/---
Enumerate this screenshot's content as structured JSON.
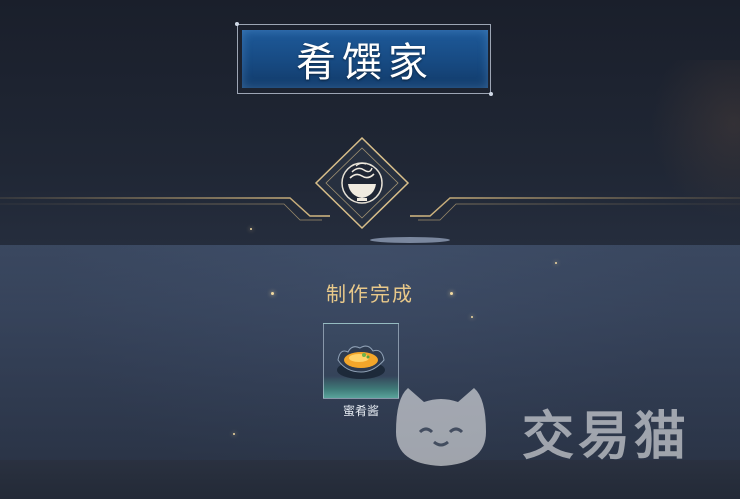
{
  "screen": {
    "title": "肴馔家",
    "emblem_icon": "bowl-steam-icon",
    "status_text": "制作完成"
  },
  "reward": {
    "item_icon": "honey-sauce-dish-icon",
    "item_name": "蜜肴酱"
  },
  "watermark": {
    "logo_icon": "cat-face-logo",
    "text": "交易猫"
  },
  "colors": {
    "title_blue": "#174a82",
    "gold": "#e9c98a",
    "panel": "#3a4862",
    "slot_teal": "#5aa39b"
  }
}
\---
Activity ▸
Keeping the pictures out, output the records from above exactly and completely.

Task output ▸
Enumerate this screenshot's content as structured JSON.
{
  "screen": {
    "title": "肴馔家",
    "emblem_icon": "bowl-steam-icon",
    "status_text": "制作完成"
  },
  "reward": {
    "item_icon": "honey-sauce-dish-icon",
    "item_name": "蜜肴酱"
  },
  "watermark": {
    "logo_icon": "cat-face-logo",
    "text": "交易猫"
  },
  "colors": {
    "title_blue": "#174a82",
    "gold": "#e9c98a",
    "panel": "#3a4862",
    "slot_teal": "#5aa39b"
  }
}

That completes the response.